▶ THE TASK
Please report how many lines of the data include the word "사업개발", with the number as the entire reply.

▶ TASK INPUTS
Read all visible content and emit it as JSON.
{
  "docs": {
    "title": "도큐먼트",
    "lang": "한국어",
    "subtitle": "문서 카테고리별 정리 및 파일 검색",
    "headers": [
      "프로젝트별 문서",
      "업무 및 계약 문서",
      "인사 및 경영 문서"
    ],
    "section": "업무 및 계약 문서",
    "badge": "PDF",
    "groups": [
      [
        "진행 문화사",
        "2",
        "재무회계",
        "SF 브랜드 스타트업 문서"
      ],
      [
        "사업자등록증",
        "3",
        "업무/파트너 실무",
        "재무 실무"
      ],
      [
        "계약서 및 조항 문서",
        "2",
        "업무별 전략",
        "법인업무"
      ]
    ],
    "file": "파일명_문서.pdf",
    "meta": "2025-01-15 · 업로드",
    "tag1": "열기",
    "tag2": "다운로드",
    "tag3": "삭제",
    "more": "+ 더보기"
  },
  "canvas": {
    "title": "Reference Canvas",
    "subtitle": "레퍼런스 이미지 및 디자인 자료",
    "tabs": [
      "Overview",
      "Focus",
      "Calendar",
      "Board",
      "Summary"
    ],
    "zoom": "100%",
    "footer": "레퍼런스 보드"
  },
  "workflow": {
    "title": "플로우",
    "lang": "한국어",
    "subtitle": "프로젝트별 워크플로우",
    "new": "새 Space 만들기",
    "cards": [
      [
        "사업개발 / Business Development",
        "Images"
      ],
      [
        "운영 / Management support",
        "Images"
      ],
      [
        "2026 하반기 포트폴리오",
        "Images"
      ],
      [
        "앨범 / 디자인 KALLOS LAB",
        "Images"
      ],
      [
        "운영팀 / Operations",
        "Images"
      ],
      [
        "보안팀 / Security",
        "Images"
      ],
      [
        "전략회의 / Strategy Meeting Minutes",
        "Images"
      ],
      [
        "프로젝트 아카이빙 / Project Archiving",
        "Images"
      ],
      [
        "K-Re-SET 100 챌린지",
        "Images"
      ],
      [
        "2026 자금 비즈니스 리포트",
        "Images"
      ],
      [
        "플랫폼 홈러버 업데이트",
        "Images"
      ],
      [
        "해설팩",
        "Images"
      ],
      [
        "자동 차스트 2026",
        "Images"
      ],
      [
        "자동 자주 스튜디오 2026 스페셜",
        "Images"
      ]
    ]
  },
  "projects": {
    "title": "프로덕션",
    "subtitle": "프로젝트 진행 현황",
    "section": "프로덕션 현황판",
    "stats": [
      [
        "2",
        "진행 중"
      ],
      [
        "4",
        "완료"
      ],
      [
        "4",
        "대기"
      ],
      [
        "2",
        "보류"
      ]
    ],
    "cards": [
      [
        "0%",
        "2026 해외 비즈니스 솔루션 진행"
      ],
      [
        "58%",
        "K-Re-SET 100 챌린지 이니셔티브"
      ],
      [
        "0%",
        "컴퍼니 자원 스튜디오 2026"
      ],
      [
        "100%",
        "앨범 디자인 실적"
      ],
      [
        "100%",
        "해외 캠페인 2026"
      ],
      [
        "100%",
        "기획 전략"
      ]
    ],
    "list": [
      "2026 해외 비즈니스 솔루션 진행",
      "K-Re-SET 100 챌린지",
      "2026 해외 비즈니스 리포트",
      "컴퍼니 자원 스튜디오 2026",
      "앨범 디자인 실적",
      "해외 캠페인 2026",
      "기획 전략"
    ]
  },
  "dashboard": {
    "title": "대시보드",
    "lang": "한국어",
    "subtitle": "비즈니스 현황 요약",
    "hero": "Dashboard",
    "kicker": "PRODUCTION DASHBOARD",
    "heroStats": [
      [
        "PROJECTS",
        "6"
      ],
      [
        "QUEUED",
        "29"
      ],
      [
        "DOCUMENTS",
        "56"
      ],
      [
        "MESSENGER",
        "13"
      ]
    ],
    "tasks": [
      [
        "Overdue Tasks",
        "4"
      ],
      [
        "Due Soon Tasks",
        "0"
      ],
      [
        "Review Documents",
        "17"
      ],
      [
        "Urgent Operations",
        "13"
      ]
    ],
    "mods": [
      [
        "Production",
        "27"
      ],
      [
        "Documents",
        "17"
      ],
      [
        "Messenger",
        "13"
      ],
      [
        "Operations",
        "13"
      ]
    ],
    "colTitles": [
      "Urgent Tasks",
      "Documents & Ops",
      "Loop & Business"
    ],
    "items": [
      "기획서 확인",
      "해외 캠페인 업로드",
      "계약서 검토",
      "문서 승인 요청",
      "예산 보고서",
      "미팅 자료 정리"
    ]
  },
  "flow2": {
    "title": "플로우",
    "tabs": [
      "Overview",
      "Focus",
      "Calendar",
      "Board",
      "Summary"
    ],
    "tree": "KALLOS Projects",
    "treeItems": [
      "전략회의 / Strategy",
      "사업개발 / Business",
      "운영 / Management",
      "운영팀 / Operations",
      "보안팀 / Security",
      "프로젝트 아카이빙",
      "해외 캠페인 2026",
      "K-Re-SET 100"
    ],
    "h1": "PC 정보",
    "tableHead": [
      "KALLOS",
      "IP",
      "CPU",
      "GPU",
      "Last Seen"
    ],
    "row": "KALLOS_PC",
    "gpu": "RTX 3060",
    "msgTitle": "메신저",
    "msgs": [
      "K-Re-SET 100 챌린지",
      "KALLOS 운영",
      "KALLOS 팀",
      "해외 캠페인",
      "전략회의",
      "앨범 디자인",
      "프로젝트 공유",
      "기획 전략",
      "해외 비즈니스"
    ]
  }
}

▶ SOLUTION FOR THIS TASK
2